▸ What is being asked:
Check every line of the data for the string "search" and copy the ones that have it.

▸ Supplied material:
————————
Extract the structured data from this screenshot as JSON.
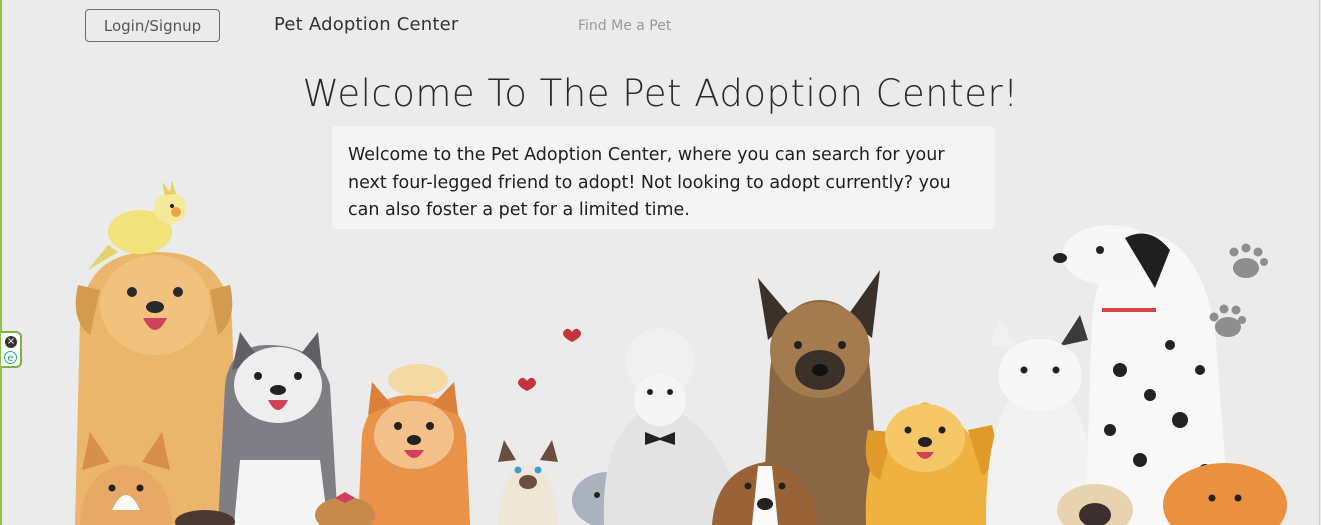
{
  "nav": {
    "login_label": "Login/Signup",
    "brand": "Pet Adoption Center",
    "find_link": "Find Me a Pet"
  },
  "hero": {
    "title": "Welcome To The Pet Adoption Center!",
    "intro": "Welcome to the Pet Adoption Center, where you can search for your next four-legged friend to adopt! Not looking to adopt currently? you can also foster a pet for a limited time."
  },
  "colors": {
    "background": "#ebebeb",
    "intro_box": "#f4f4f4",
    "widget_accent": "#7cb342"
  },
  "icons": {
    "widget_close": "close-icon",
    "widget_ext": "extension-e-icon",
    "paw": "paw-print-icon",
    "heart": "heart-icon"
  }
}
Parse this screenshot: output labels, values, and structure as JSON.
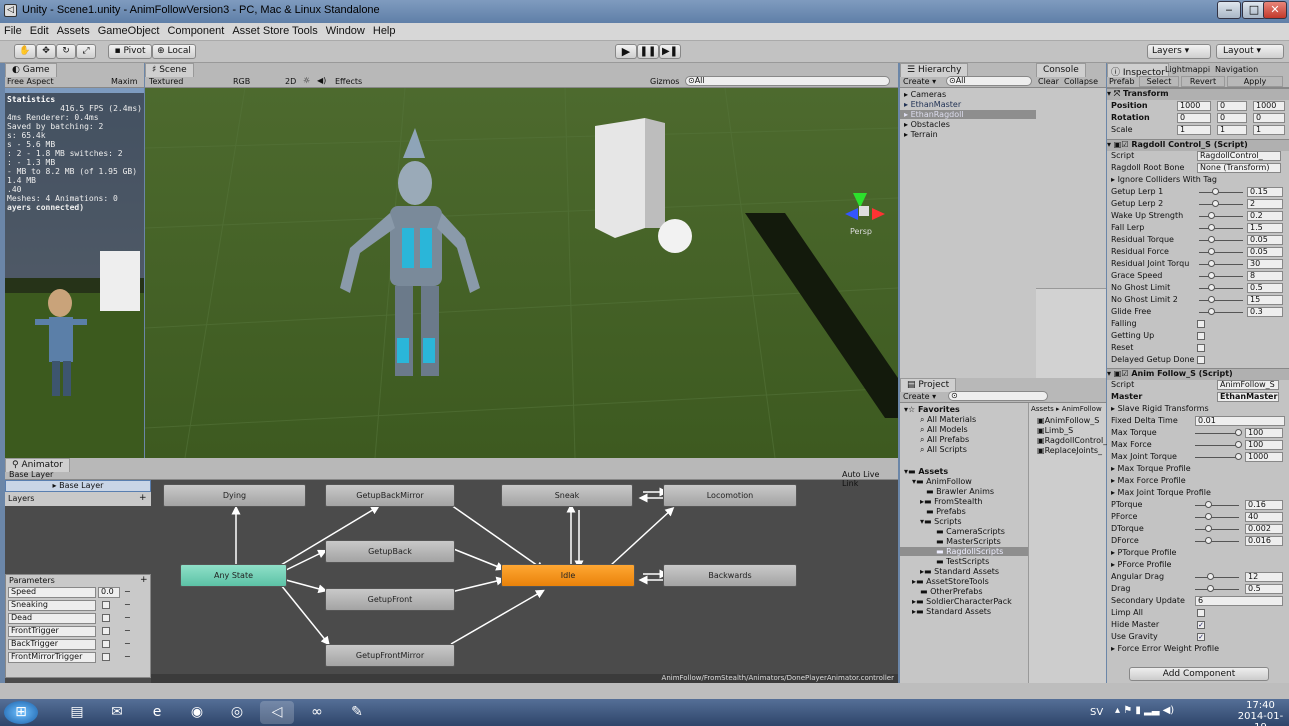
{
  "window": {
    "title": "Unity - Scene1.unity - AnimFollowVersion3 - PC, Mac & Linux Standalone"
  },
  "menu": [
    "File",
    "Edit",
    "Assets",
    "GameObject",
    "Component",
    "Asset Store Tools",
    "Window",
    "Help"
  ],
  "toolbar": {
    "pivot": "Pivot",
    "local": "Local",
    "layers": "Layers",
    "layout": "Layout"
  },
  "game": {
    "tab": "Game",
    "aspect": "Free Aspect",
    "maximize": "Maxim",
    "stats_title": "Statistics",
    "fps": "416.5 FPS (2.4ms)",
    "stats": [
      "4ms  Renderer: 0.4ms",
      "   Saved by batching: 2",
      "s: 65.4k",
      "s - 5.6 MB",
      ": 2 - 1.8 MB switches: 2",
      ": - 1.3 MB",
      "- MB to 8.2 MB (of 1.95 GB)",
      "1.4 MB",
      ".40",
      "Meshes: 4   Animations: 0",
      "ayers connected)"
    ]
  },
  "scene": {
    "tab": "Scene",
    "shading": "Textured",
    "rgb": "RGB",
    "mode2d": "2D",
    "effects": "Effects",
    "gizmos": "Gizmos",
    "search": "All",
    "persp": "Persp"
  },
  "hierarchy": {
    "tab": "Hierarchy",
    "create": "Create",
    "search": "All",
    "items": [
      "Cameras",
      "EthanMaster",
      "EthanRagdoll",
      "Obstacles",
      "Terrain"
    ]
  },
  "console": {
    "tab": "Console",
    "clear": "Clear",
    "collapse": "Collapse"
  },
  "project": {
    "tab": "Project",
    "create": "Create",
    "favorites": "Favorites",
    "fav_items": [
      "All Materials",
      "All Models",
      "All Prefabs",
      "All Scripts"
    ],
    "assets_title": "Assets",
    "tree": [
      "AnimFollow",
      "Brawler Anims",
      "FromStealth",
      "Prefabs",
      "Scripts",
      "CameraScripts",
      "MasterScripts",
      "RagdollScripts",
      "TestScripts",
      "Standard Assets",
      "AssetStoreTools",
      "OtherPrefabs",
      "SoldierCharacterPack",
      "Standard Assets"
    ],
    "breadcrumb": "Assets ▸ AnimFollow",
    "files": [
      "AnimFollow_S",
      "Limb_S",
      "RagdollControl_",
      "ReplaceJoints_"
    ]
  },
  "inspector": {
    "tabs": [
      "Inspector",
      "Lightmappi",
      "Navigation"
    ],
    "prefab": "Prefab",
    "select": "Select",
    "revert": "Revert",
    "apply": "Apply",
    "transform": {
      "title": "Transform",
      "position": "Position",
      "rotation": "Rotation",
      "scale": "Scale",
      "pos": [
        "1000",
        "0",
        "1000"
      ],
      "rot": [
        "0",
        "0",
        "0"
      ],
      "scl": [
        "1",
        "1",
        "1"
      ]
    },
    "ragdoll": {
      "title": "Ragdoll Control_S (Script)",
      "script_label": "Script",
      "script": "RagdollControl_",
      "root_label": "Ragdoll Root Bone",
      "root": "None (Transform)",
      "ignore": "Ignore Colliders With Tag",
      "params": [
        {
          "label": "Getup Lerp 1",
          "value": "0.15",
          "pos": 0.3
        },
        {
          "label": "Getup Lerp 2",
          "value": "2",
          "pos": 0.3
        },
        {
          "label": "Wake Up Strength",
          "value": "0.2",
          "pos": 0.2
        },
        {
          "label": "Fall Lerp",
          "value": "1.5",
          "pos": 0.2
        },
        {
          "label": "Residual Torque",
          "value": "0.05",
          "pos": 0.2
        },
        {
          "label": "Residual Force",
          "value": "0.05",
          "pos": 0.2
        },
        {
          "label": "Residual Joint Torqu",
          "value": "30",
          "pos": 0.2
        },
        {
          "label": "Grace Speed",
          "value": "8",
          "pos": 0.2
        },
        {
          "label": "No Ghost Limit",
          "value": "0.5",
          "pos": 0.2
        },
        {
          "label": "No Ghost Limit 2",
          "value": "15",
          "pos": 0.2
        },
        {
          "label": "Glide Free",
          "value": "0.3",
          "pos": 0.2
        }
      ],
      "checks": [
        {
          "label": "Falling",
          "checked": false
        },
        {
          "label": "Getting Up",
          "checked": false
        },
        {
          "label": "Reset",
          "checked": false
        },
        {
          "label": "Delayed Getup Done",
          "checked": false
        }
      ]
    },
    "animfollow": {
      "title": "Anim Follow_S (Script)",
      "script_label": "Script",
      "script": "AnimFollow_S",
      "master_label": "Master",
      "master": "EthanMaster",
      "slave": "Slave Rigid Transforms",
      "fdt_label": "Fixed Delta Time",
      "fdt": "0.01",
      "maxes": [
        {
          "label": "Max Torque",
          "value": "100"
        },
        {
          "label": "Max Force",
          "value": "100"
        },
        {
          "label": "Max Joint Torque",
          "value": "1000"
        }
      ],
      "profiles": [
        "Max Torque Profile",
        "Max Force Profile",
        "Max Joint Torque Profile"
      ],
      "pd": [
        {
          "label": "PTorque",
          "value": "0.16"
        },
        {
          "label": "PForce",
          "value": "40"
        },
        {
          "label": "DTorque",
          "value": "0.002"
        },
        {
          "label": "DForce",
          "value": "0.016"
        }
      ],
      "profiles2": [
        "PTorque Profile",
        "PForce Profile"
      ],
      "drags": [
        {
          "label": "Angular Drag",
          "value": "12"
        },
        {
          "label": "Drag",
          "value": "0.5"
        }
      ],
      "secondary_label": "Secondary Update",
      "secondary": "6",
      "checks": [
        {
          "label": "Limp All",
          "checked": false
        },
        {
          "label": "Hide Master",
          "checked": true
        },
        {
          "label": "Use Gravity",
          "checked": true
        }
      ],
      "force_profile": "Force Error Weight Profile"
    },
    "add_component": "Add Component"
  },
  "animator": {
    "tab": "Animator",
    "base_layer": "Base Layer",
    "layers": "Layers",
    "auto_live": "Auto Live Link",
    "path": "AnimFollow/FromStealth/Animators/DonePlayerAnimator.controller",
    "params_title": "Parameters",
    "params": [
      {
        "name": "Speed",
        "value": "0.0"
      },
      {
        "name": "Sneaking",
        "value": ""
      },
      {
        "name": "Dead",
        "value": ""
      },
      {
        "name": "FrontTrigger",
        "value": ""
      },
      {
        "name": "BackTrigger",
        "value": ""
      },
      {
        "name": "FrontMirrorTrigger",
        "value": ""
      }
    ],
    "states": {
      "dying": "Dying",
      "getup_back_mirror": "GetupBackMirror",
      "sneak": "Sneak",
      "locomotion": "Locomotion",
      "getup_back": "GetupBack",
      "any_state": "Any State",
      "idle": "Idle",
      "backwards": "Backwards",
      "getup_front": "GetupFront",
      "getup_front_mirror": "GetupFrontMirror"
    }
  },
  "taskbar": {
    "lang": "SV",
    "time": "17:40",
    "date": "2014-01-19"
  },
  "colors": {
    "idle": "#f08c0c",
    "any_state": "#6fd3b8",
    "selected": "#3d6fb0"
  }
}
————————
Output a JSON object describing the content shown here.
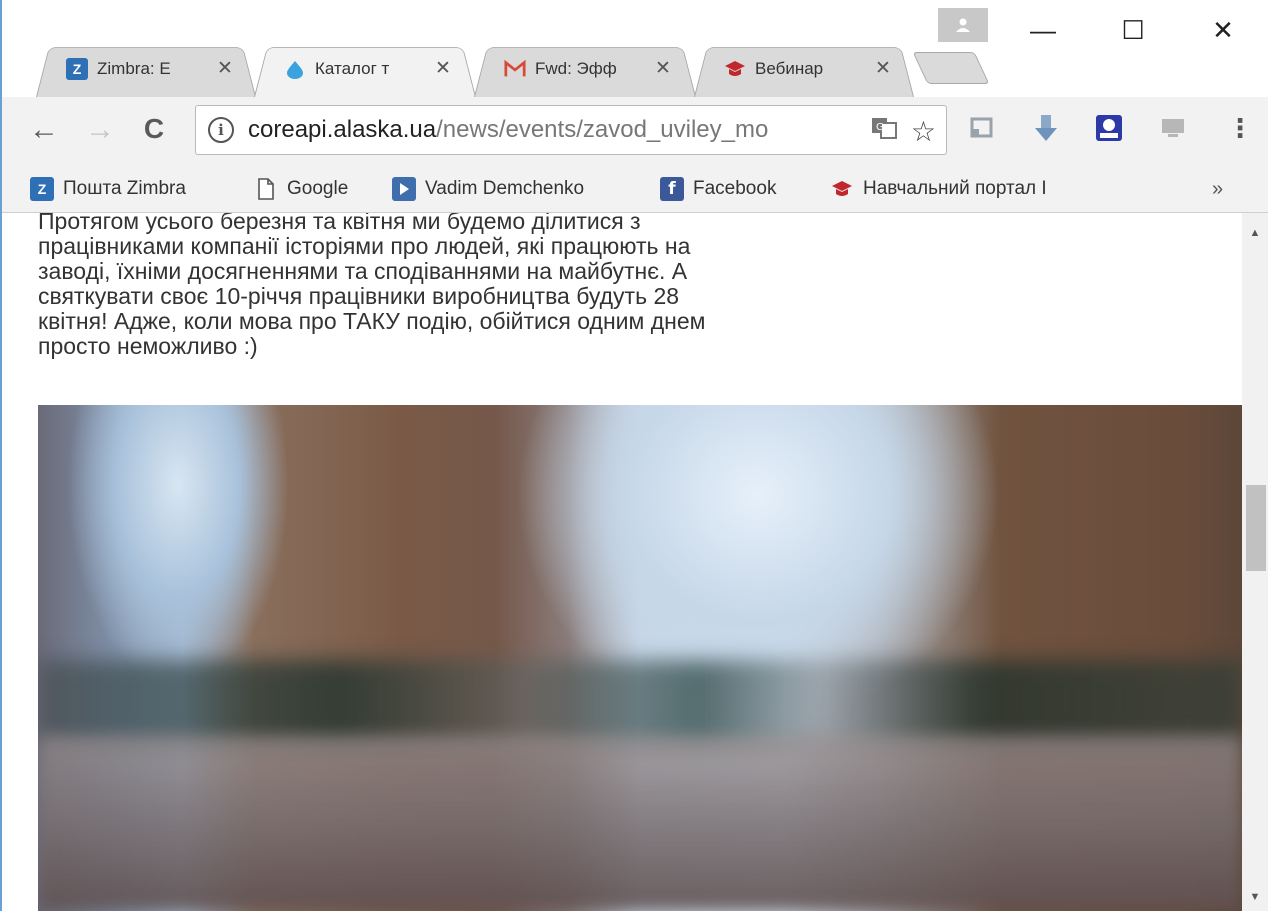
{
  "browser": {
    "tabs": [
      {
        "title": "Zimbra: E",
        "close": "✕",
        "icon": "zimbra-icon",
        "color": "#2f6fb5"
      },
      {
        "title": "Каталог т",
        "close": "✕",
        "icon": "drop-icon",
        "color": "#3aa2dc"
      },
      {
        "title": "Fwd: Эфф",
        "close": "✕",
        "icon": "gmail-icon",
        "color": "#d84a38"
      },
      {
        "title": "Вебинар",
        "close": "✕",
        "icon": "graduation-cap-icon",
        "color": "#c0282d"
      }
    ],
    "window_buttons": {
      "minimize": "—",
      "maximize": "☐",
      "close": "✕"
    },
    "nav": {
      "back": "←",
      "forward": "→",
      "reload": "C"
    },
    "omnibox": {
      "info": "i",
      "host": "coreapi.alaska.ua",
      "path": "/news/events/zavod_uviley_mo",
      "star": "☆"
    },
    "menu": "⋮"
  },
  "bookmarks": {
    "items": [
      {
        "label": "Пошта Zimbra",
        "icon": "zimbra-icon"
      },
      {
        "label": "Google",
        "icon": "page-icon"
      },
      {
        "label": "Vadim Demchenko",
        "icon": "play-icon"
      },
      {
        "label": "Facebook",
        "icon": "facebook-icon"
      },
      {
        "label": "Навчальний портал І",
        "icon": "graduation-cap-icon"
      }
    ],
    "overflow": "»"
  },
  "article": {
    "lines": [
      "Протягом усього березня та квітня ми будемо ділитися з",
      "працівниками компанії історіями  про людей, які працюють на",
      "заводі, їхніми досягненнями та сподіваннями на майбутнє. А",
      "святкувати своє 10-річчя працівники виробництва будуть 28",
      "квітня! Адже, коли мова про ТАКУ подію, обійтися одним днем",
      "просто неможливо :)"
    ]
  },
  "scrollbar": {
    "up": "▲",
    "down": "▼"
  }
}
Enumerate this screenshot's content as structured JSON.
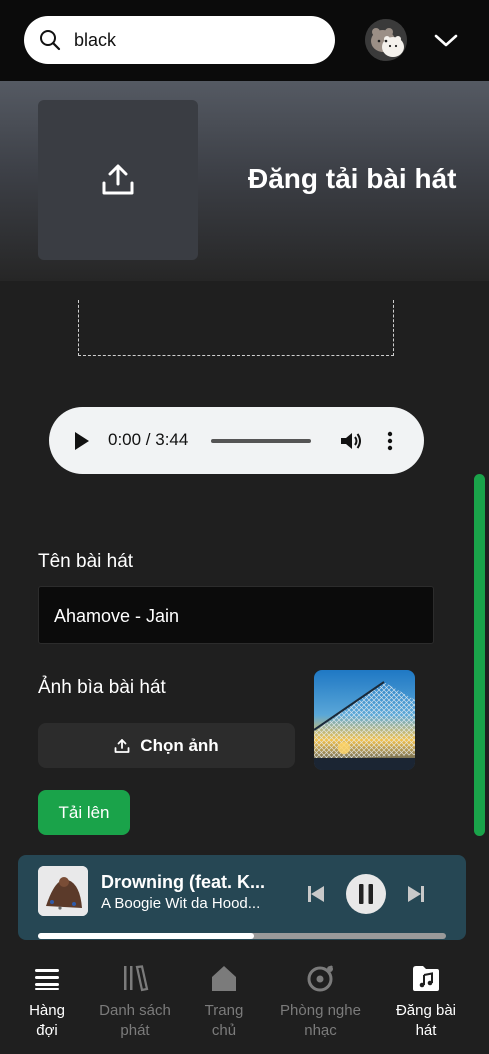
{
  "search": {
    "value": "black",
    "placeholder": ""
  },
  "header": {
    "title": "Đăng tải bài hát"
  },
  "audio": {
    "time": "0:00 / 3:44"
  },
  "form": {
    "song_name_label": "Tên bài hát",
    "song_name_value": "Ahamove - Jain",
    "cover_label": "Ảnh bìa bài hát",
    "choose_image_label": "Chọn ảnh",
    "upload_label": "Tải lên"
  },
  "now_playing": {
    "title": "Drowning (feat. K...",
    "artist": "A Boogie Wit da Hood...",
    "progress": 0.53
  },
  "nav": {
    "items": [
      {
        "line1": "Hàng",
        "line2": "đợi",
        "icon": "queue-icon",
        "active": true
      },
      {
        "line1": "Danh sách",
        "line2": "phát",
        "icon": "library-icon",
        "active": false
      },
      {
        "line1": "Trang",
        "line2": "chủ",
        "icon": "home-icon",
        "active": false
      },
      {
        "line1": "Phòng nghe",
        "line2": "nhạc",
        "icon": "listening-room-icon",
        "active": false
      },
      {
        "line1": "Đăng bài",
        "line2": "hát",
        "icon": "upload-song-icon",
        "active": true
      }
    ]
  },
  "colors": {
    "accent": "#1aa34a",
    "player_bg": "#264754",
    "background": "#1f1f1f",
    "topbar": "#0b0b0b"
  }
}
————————
▸ Exercise solution:
    "intro": "Welcome to the Pet Adoption Center, where you can search for your next four-legged friend to adopt! Not looking to adopt currently? you can also foster a pet for a limited time."
    "search": "All",
    "search": "All",
  "search": {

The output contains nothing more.